But for this writer/preacher/therapist to blur the boundary between self and audience, to say more than is prudent, to share information that I've been asked to hold as private: that's a scary thought. 

To have good human relationships, in part, means to know that there is a real difference between me and you. And the differences need to have breathing room, space to breathe, and respect from each of us to flourish. If I blather on and on about just myself in this space between us, there isn't any room for you. If you trust me with personal, sensitive information and I write about it, I've broken your trust. Even if someone else wants to read about it for the drama of it all. Even if it seems entertaining.

So, I guess I'll be at the back of the blogging pack on this one. I won't write specifically about any of my clients. I won't share anything of my family without thinking several times and then asking permission. I'm going to stay away from the most personal in order to say more about the shared. I'm going to be a blogger who posts less frequently, does more editing, and points more often beyond my little life to the world beyond.

Call me a slacker. It's just how I roll. Or write. :-)

Thursday, September 16, 2010

Go To the Limits of Your Longing

God speaks to each of us as he makes us,
then walks with us silently out of the night.

These are the words we dimly hear:

You, sent out beyond your recall,
go to the limits of your longing.
Embody me.

Flare up like a flame
and make big shadows I can move in.

Let everything happen to you: beauty and terror.
Just keep going.
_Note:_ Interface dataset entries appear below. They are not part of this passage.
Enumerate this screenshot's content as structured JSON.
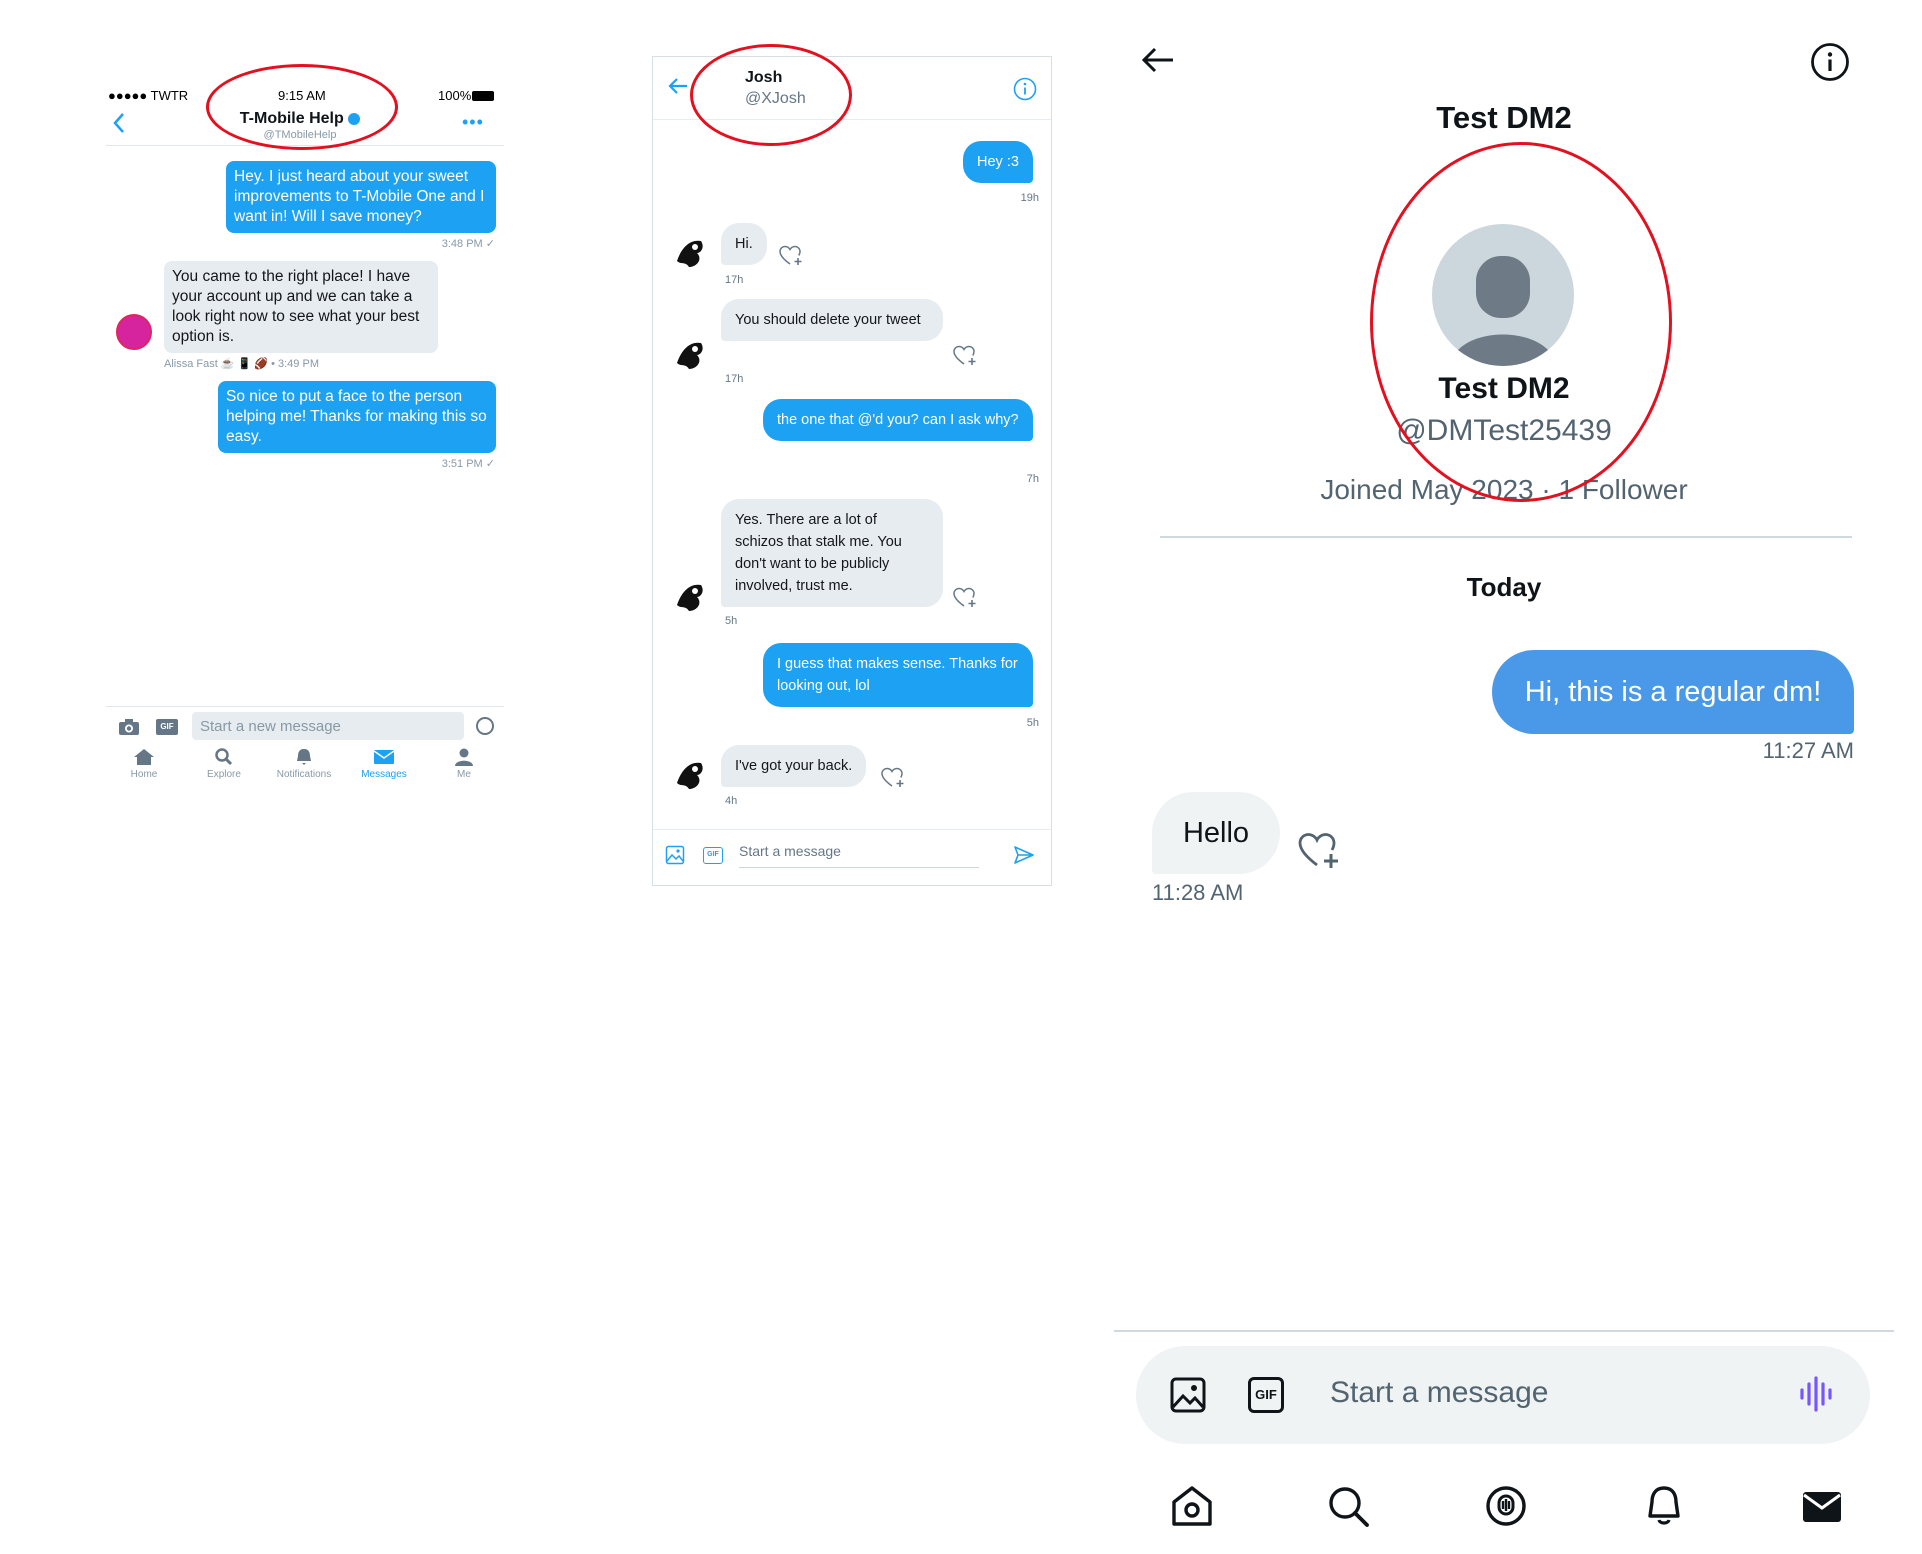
{
  "panel1": {
    "status": {
      "carrier": "●●●●● TWTR",
      "time": "9:15 AM",
      "battery": "100%"
    },
    "header": {
      "name": "T-Mobile Help",
      "handle": "@TMobileHelp"
    },
    "messages": [
      {
        "text": "Hey. I just heard about your sweet improvements to T-Mobile One and I want in! Will I save money?",
        "meta": "3:48 PM ✓"
      },
      {
        "text": "You came to the right place! I have your account up and we can take a look right now to see what your best option is.",
        "meta": "Alissa Fast ☕ 📱 🏈 • 3:49 PM"
      },
      {
        "text": "So nice to put a face to the person helping me! Thanks for making this so easy.",
        "meta": "3:51 PM ✓"
      }
    ],
    "composer": {
      "placeholder": "Start a new message",
      "gif": "GIF"
    },
    "tabs": [
      "Home",
      "Explore",
      "Notifications",
      "Messages",
      "Me"
    ]
  },
  "panel2": {
    "header": {
      "name": "Josh",
      "handle": "@XJosh"
    },
    "messages": [
      {
        "text": "Hey :3",
        "time": "19h"
      },
      {
        "text": "Hi.",
        "time": "17h"
      },
      {
        "text": "You should delete your tweet",
        "time": "17h"
      },
      {
        "text": "the one that @'d you? can I ask why?",
        "time": "7h"
      },
      {
        "text": "Yes. There are a lot of schizos that stalk me. You don't want to be publicly involved, trust me.",
        "time": "5h"
      },
      {
        "text": "I guess that makes sense. Thanks for looking out, lol",
        "time": "5h"
      },
      {
        "text": "I've got your back.",
        "time": "4h"
      }
    ],
    "composer": {
      "placeholder": "Start a message",
      "gif": "GIF"
    }
  },
  "panel3": {
    "title": "Test DM2",
    "profile": {
      "name": "Test DM2",
      "handle": "@DMTest25439",
      "meta": "Joined May 2023 · 1 Follower"
    },
    "day_label": "Today",
    "messages": [
      {
        "text": "Hi, this is a regular dm!",
        "time": "11:27 AM"
      },
      {
        "text": "Hello",
        "time": "11:28 AM"
      }
    ],
    "composer": {
      "placeholder": "Start a message",
      "gif": "GIF"
    }
  },
  "colors": {
    "twitter_blue": "#1da1f2",
    "x_blue": "#4a99e9",
    "annotation_red": "#e3101f",
    "voice_purple": "#7856ff"
  }
}
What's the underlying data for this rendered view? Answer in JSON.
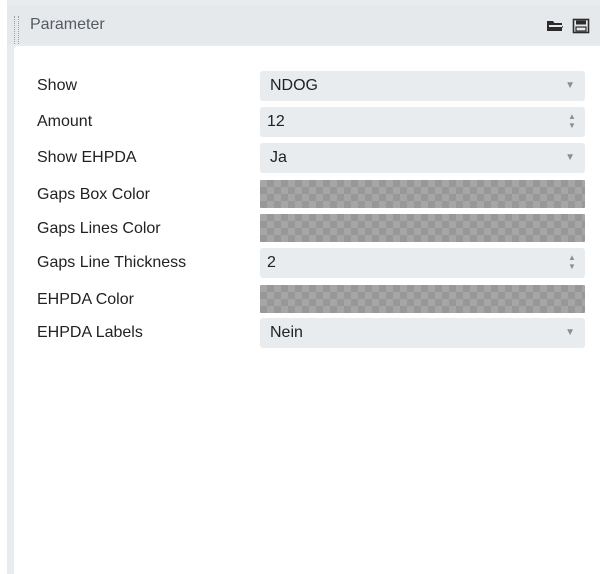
{
  "panel": {
    "title": "Parameter",
    "icons": [
      "open-folder-icon",
      "save-icon"
    ]
  },
  "params": [
    {
      "label": "Show",
      "type": "select",
      "value": "NDOG"
    },
    {
      "label": "Amount",
      "type": "number",
      "value": "12"
    },
    {
      "label": "Show EHPDA",
      "type": "select",
      "value": "Ja"
    },
    {
      "label": "Gaps Box Color",
      "type": "color",
      "value": "transparent"
    },
    {
      "label": "Gaps Lines Color",
      "type": "color",
      "value": "transparent"
    },
    {
      "label": "Gaps Line Thickness",
      "type": "number",
      "value": "2"
    },
    {
      "label": "EHPDA Color",
      "type": "color",
      "value": "transparent"
    },
    {
      "label": "EHPDA Labels",
      "type": "select",
      "value": "Nein"
    }
  ]
}
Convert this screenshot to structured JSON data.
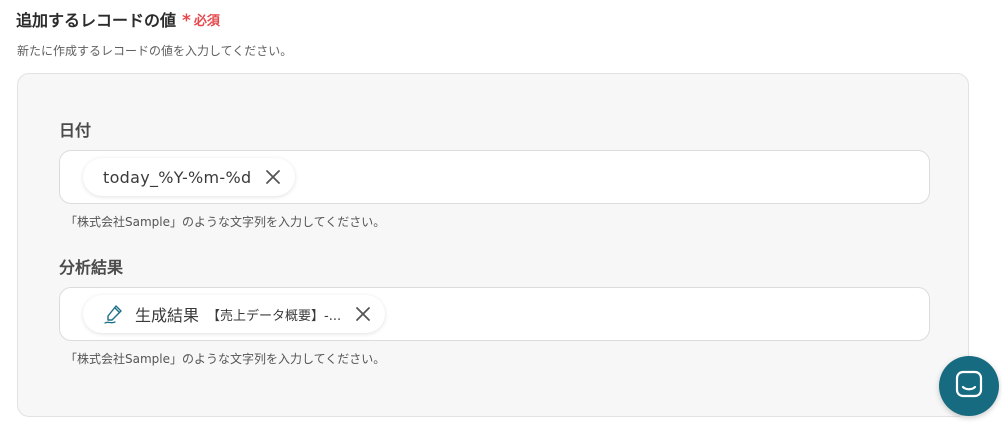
{
  "section": {
    "title": "追加するレコードの値",
    "required_asterisk": "*",
    "required_label": "必須",
    "description": "新たに作成するレコードの値を入力してください。"
  },
  "fields": [
    {
      "label": "日付",
      "chip": {
        "text": "today_%Y-%m-%d",
        "remove_icon": "close-icon"
      },
      "hint": "「株式会社Sample」のような文字列を入力してください。"
    },
    {
      "label": "分析結果",
      "chip": {
        "icon": "pen-icon",
        "main": "生成結果",
        "sub": "【売上データ概要】-...",
        "remove_icon": "close-icon"
      },
      "hint": "「株式会社Sample」のような文字列を入力してください。"
    }
  ],
  "chat_launcher": {
    "icon": "chat-icon",
    "color": "#176b80"
  },
  "colors": {
    "required": "#e5484d",
    "panel_bg": "#f7f7f7",
    "accent": "#176b80"
  }
}
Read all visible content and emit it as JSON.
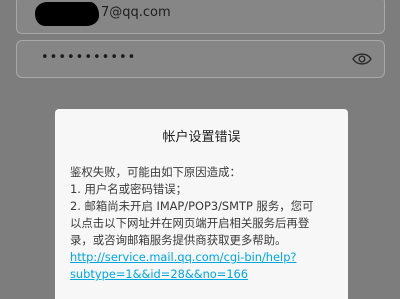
{
  "login_form": {
    "email_value": "7@qq.com",
    "password_mask": "•••••••••••",
    "password_toggle_icon": "eye-icon"
  },
  "dialog": {
    "title": "帐户设置错误",
    "lines": [
      "鉴权失败，可能由如下原因造成：",
      "1. 用户名或密码错误；",
      "2. 邮箱尚未开启 IMAP/POP3/SMTP 服务，您可",
      "以点击以下网址并在网页端开启相关服务后再登",
      "录，或咨询邮箱服务提供商获取更多帮助。"
    ],
    "help_link_line1": "http://service.mail.qq.com/cgi-bin/help?",
    "help_link_line2": "subtype=1&&id=28&&no=166"
  }
}
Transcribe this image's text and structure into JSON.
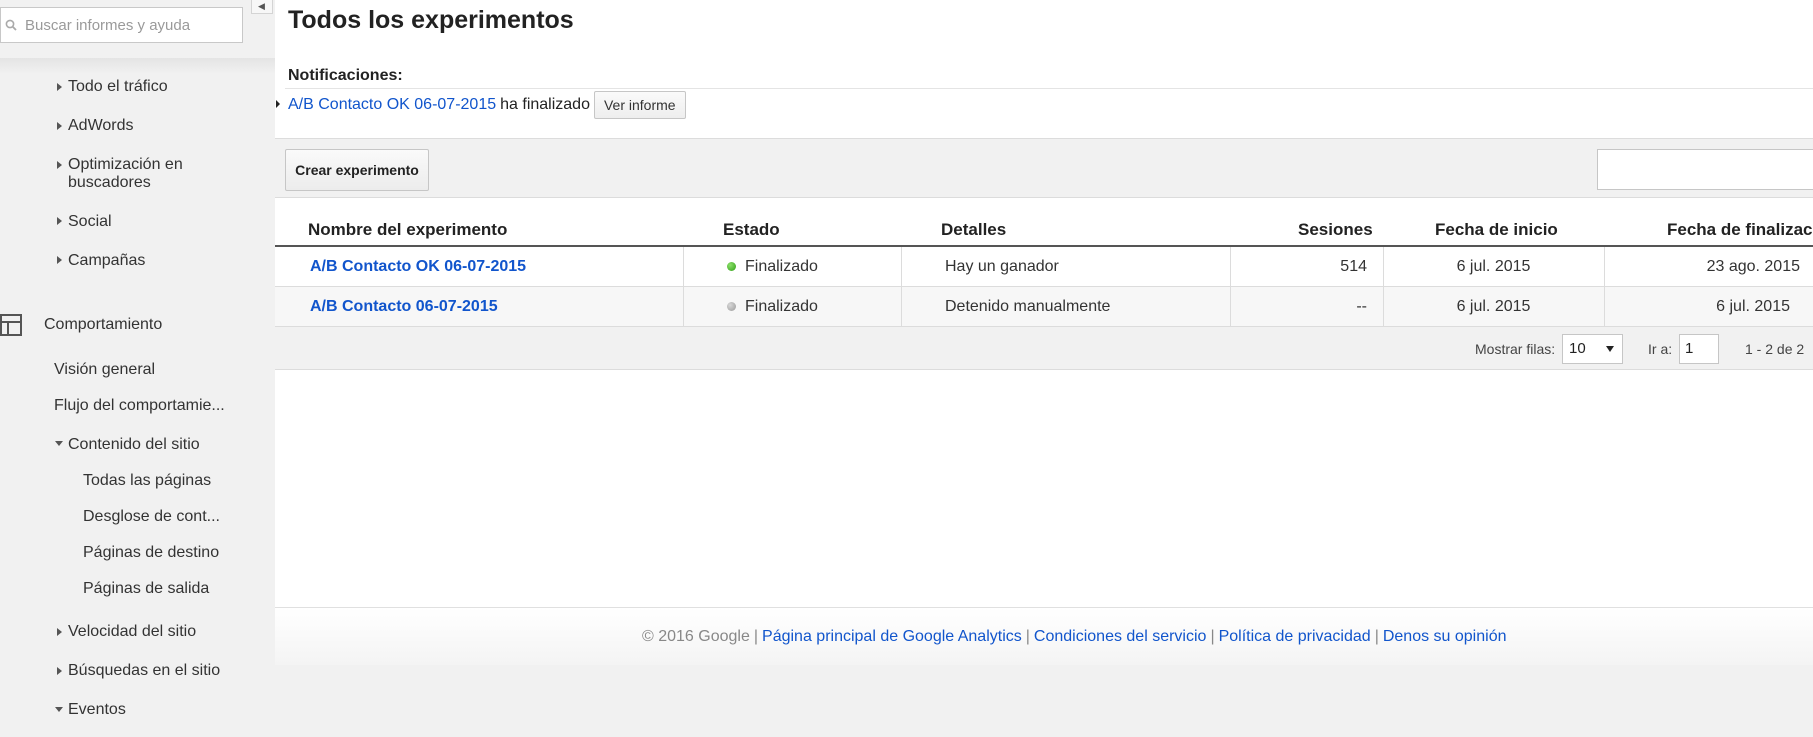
{
  "search": {
    "placeholder": "Buscar informes y ayuda"
  },
  "sidebar": {
    "acquisition_items": [
      {
        "label": "Todo el tráfico"
      },
      {
        "label": "AdWords"
      },
      {
        "label": "Optimización en",
        "label2": "buscadores"
      },
      {
        "label": "Social"
      },
      {
        "label": "Campañas"
      }
    ],
    "behaviour": {
      "label": "Comportamiento",
      "items": {
        "overview": "Visión general",
        "flow": "Flujo del comportamie...",
        "site_content": "Contenido del sitio",
        "all_pages": "Todas las páginas",
        "content_drilldown": "Desglose de cont...",
        "landing_pages": "Páginas de destino",
        "exit_pages": "Páginas de salida",
        "site_speed": "Velocidad del sitio",
        "site_search": "Búsquedas en el sitio",
        "events": "Eventos"
      }
    }
  },
  "main": {
    "title": "Todos los experimentos",
    "notifications": {
      "label": "Notificaciones:",
      "link": "A/B Contacto OK 06-07-2015",
      "text": "ha finalizado",
      "button": "Ver informe"
    },
    "toolbar": {
      "create_button": "Crear experimento"
    },
    "table": {
      "headers": {
        "name": "Nombre del experimento",
        "status": "Estado",
        "details": "Detalles",
        "sessions": "Sesiones",
        "start": "Fecha de inicio",
        "end": "Fecha de finalizació"
      },
      "rows": [
        {
          "name": "A/B Contacto OK 06-07-2015",
          "status": "Finalizado",
          "status_color": "#3aa61c",
          "details": "Hay un ganador",
          "sessions": "514",
          "start": "6 jul. 2015",
          "end": "23 ago. 2015"
        },
        {
          "name": "A/B Contacto 06-07-2015",
          "status": "Finalizado",
          "status_color": "#a8a8a8",
          "details": "Detenido manualmente",
          "sessions": "--",
          "start": "6 jul. 2015",
          "end": "6 jul. 2015"
        }
      ],
      "footer": {
        "rows_label": "Mostrar filas:",
        "rows_value": "10",
        "goto_label": "Ir a:",
        "goto_value": "1",
        "range": "1 - 2 de 2"
      }
    },
    "footer": {
      "copyright": "© 2016 Google",
      "links": [
        "Página principal de Google Analytics",
        "Condiciones del servicio",
        "Política de privacidad",
        "Denos su opinión"
      ]
    }
  }
}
No feeling is final.
Don't let yourself lose me.

Nearby is the country they call life.
You will know it by its seriousness.

Give me your hand.
  

Rainer Maria Rilke
Book of Hours, I  59